> [What the task asks]: Every line of the data, first to last, must be written out unchanged.

==============================

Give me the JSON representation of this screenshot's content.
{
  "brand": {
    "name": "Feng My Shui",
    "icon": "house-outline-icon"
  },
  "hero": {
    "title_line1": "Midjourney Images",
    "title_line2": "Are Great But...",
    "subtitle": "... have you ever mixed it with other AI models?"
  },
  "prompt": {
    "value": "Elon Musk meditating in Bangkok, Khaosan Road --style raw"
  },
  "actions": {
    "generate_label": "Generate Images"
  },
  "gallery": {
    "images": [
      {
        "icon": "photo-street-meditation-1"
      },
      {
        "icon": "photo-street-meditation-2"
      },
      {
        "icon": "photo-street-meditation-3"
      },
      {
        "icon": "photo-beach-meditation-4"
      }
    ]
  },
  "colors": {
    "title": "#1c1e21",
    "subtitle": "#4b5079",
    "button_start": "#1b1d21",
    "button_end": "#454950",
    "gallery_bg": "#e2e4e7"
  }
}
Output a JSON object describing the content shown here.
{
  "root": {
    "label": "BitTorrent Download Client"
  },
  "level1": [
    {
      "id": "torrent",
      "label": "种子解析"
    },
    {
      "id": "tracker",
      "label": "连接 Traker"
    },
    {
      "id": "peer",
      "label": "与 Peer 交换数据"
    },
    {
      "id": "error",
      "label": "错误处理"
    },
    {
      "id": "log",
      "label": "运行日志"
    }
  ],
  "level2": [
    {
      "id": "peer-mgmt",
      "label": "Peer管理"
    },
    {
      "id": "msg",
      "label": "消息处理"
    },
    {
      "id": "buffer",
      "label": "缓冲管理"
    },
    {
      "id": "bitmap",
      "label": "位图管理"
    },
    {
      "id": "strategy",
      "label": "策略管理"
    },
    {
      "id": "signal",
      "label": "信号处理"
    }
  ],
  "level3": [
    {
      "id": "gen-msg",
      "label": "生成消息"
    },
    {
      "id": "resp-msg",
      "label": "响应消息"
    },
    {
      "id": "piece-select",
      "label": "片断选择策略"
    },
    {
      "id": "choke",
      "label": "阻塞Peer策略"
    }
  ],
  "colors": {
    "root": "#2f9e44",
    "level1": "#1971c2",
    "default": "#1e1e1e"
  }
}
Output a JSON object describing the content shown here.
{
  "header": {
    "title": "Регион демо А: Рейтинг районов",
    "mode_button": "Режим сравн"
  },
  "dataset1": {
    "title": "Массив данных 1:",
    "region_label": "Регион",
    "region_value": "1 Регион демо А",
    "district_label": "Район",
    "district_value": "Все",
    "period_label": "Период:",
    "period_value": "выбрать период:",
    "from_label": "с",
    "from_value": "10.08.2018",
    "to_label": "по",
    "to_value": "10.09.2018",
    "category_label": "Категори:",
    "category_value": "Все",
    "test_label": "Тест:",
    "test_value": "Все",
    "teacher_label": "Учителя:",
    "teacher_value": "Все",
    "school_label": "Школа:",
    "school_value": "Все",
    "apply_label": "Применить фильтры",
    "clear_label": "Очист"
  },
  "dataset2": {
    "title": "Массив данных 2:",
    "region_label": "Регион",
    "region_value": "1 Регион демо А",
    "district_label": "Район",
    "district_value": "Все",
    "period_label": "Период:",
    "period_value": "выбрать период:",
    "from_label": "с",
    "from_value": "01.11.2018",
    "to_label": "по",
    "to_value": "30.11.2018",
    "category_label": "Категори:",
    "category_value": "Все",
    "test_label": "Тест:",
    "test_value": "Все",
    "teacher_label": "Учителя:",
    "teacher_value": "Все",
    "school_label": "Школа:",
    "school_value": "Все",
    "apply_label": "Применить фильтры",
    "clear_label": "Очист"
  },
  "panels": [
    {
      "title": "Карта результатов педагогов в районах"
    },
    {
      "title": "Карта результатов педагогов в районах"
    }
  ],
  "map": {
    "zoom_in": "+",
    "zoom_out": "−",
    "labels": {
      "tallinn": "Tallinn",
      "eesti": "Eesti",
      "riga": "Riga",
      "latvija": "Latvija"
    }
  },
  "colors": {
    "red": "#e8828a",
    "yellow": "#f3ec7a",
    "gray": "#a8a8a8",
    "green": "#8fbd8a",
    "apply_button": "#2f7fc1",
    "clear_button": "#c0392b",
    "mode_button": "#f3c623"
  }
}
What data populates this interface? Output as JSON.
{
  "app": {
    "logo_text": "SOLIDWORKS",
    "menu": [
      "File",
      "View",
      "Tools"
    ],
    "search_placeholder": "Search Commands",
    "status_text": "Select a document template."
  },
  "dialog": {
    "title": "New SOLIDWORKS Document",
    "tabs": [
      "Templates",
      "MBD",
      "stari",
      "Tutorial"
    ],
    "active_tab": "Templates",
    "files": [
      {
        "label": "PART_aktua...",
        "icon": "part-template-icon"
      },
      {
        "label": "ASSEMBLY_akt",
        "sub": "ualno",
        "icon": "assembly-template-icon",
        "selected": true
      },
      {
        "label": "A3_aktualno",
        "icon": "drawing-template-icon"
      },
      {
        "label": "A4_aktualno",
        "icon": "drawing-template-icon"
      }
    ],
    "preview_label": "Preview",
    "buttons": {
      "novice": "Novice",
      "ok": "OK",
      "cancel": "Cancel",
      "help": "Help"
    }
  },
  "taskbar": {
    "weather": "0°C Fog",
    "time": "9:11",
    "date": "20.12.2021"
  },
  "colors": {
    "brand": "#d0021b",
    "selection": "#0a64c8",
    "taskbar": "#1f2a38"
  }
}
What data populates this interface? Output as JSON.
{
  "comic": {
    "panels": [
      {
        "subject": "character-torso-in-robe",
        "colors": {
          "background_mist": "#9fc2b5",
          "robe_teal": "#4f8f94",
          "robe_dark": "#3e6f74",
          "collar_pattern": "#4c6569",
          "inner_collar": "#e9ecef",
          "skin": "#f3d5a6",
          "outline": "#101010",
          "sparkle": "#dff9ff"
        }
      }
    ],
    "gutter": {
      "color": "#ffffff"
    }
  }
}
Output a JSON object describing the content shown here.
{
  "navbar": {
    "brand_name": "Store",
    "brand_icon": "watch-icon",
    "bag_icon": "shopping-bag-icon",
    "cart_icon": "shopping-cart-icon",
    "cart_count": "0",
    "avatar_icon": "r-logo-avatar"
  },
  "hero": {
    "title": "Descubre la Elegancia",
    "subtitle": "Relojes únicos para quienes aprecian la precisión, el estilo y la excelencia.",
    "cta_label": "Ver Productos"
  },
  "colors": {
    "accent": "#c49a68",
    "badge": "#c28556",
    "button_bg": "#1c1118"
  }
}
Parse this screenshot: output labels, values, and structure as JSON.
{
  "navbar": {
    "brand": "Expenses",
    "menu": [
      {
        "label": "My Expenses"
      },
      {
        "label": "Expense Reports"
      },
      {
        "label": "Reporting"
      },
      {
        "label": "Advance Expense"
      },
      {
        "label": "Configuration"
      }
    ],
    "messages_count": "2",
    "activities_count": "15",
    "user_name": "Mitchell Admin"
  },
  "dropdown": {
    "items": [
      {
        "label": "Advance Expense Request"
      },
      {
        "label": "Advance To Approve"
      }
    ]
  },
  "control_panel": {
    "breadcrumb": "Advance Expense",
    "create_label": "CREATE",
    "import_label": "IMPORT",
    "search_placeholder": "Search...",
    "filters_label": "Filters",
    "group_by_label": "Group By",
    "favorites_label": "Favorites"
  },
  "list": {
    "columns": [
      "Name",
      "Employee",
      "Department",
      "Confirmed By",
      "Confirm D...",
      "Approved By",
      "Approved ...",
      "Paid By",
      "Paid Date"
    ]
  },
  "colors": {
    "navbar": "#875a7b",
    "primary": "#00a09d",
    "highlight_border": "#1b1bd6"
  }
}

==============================

> [Result of the task]:
Give me the JSON representation of this screenshot's content.
{
  "brand": {
    "name": "Feng My Shui",
    "icon": "house-outline-icon"
  },
  "hero": {
    "title_line1": "Midjourney Images",
    "title_line2": "Are Great But...",
    "subtitle": "... have you ever mixed it with other AI models?"
  },
  "prompt": {
    "value": "Elon Musk meditating in Bangkok, Khaosan Road --style raw"
  },
  "actions": {
    "generate_label": "Generate Images"
  },
  "gallery": {
    "images": [
      {
        "icon": "photo-street-meditation-1"
      },
      {
        "icon": "photo-street-meditation-2"
      },
      {
        "icon": "photo-street-meditation-3"
      },
      {
        "icon": "photo-beach-meditation-4"
      }
    ]
  },
  "colors": {
    "title": "#1c1e21",
    "subtitle": "#4b5079",
    "button_start": "#1b1d21",
    "button_end": "#454950",
    "gallery_bg": "#e2e4e7"
  }
}
Output a JSON object describing the content shown here.
{
  "root": {
    "label": "BitTorrent Download Client"
  },
  "level1": [
    {
      "id": "torrent",
      "label": "种子解析"
    },
    {
      "id": "tracker",
      "label": "连接 Traker"
    },
    {
      "id": "peer",
      "label": "与 Peer 交换数据"
    },
    {
      "id": "error",
      "label": "错误处理"
    },
    {
      "id": "log",
      "label": "运行日志"
    }
  ],
  "level2": [
    {
      "id": "peer-mgmt",
      "label": "Peer管理"
    },
    {
      "id": "msg",
      "label": "消息处理"
    },
    {
      "id": "buffer",
      "label": "缓冲管理"
    },
    {
      "id": "bitmap",
      "label": "位图管理"
    },
    {
      "id": "strategy",
      "label": "策略管理"
    },
    {
      "id": "signal",
      "label": "信号处理"
    }
  ],
  "level3": [
    {
      "id": "gen-msg",
      "label": "生成消息"
    },
    {
      "id": "resp-msg",
      "label": "响应消息"
    },
    {
      "id": "piece-select",
      "label": "片断选择策略"
    },
    {
      "id": "choke",
      "label": "阻塞Peer策略"
    }
  ],
  "colors": {
    "root": "#2f9e44",
    "level1": "#1971c2",
    "default": "#1e1e1e"
  }
}
Output a JSON object describing the content shown here.
{
  "header": {
    "title": "Регион демо А: Рейтинг районов",
    "mode_button": "Режим сравн"
  },
  "dataset1": {
    "title": "Массив данных 1:",
    "region_label": "Регион",
    "region_value": "1 Регион демо А",
    "district_label": "Район",
    "district_value": "Все",
    "period_label": "Период:",
    "period_value": "выбрать период:",
    "from_label": "с",
    "from_value": "10.08.2018",
    "to_label": "по",
    "to_value": "10.09.2018",
    "category_label": "Категори:",
    "category_value": "Все",
    "test_label": "Тест:",
    "test_value": "Все",
    "teacher_label": "Учителя:",
    "teacher_value": "Все",
    "school_label": "Школа:",
    "school_value": "Все",
    "apply_label": "Применить фильтры",
    "clear_label": "Очист"
  },
  "dataset2": {
    "title": "Массив данных 2:",
    "region_label": "Регион",
    "region_value": "1 Регион демо А",
    "district_label": "Район",
    "district_value": "Все",
    "period_label": "Период:",
    "period_value": "выбрать период:",
    "from_label": "с",
    "from_value": "01.11.2018",
    "to_label": "по",
    "to_value": "30.11.2018",
    "category_label": "Категори:",
    "category_value": "Все",
    "test_label": "Тест:",
    "test_value": "Все",
    "teacher_label": "Учителя:",
    "teacher_value": "Все",
    "school_label": "Школа:",
    "school_value": "Все",
    "apply_label": "Применить фильтры",
    "clear_label": "Очист"
  },
  "panels": [
    {
      "title": "Карта результатов педагогов в районах"
    },
    {
      "title": "Карта результатов педагогов в районах"
    }
  ],
  "map": {
    "zoom_in": "+",
    "zoom_out": "−",
    "labels": {
      "tallinn": "Tallinn",
      "eesti": "Eesti",
      "riga": "Riga",
      "latvija": "Latvija"
    }
  },
  "colors": {
    "red": "#e8828a",
    "yellow": "#f3ec7a",
    "gray": "#a8a8a8",
    "green": "#8fbd8a",
    "apply_button": "#2f7fc1",
    "clear_button": "#c0392b",
    "mode_button": "#f3c623"
  }
}
What data populates this interface? Output as JSON.
{
  "app": {
    "logo_text": "SOLIDWORKS",
    "menu": [
      "File",
      "View",
      "Tools"
    ],
    "search_placeholder": "Search Commands",
    "status_text": "Select a document template."
  },
  "dialog": {
    "title": "New SOLIDWORKS Document",
    "tabs": [
      "Templates",
      "MBD",
      "stari",
      "Tutorial"
    ],
    "active_tab": "Templates",
    "files": [
      {
        "label": "PART_aktua...",
        "icon": "part-template-icon"
      },
      {
        "label": "ASSEMBLY_akt",
        "sub": "ualno",
        "icon": "assembly-template-icon",
        "selected": true
      },
      {
        "label": "A3_aktualno",
        "icon": "drawing-template-icon"
      },
      {
        "label": "A4_aktualno",
        "icon": "drawing-template-icon"
      }
    ],
    "preview_label": "Preview",
    "buttons": {
      "novice": "Novice",
      "ok": "OK",
      "cancel": "Cancel",
      "help": "Help"
    }
  },
  "taskbar": {
    "weather": "0°C Fog",
    "time": "9:11",
    "date": "20.12.2021"
  },
  "colors": {
    "brand": "#d0021b",
    "selection": "#0a64c8",
    "taskbar": "#1f2a38"
  }
}
What data populates this interface? Output as JSON.
{
  "comic": {
    "panels": [
      {
        "subject": "character-torso-in-robe",
        "colors": {
          "background_mist": "#9fc2b5",
          "robe_teal": "#4f8f94",
          "robe_dark": "#3e6f74",
          "collar_pattern": "#4c6569",
          "inner_collar": "#e9ecef",
          "skin": "#f3d5a6",
          "outline": "#101010",
          "sparkle": "#dff9ff"
        }
      }
    ],
    "gutter": {
      "color": "#ffffff"
    }
  }
}
Output a JSON object describing the content shown here.
{
  "navbar": {
    "brand_name": "Store",
    "brand_icon": "watch-icon",
    "bag_icon": "shopping-bag-icon",
    "cart_icon": "shopping-cart-icon",
    "cart_count": "0",
    "avatar_icon": "r-logo-avatar"
  },
  "hero": {
    "title": "Descubre la Elegancia",
    "subtitle": "Relojes únicos para quienes aprecian la precisión, el estilo y la excelencia.",
    "cta_label": "Ver Productos"
  },
  "colors": {
    "accent": "#c49a68",
    "badge": "#c28556",
    "button_bg": "#1c1118"
  }
}
Parse this screenshot: output labels, values, and structure as JSON.
{
  "navbar": {
    "brand": "Expenses",
    "menu": [
      {
        "label": "My Expenses"
      },
      {
        "label": "Expense Reports"
      },
      {
        "label": "Reporting"
      },
      {
        "label": "Advance Expense"
      },
      {
        "label": "Configuration"
      }
    ],
    "messages_count": "2",
    "activities_count": "15",
    "user_name": "Mitchell Admin"
  },
  "dropdown": {
    "items": [
      {
        "label": "Advance Expense Request"
      },
      {
        "label": "Advance To Approve"
      }
    ]
  },
  "control_panel": {
    "breadcrumb": "Advance Expense",
    "create_label": "CREATE",
    "import_label": "IMPORT",
    "search_placeholder": "Search...",
    "filters_label": "Filters",
    "group_by_label": "Group By",
    "favorites_label": "Favorites"
  },
  "list": {
    "columns": [
      "Name",
      "Employee",
      "Department",
      "Confirmed By",
      "Confirm D...",
      "Approved By",
      "Approved ...",
      "Paid By",
      "Paid Date"
    ]
  },
  "colors": {
    "navbar": "#875a7b",
    "primary": "#00a09d",
    "highlight_border": "#1b1bd6"
  }
}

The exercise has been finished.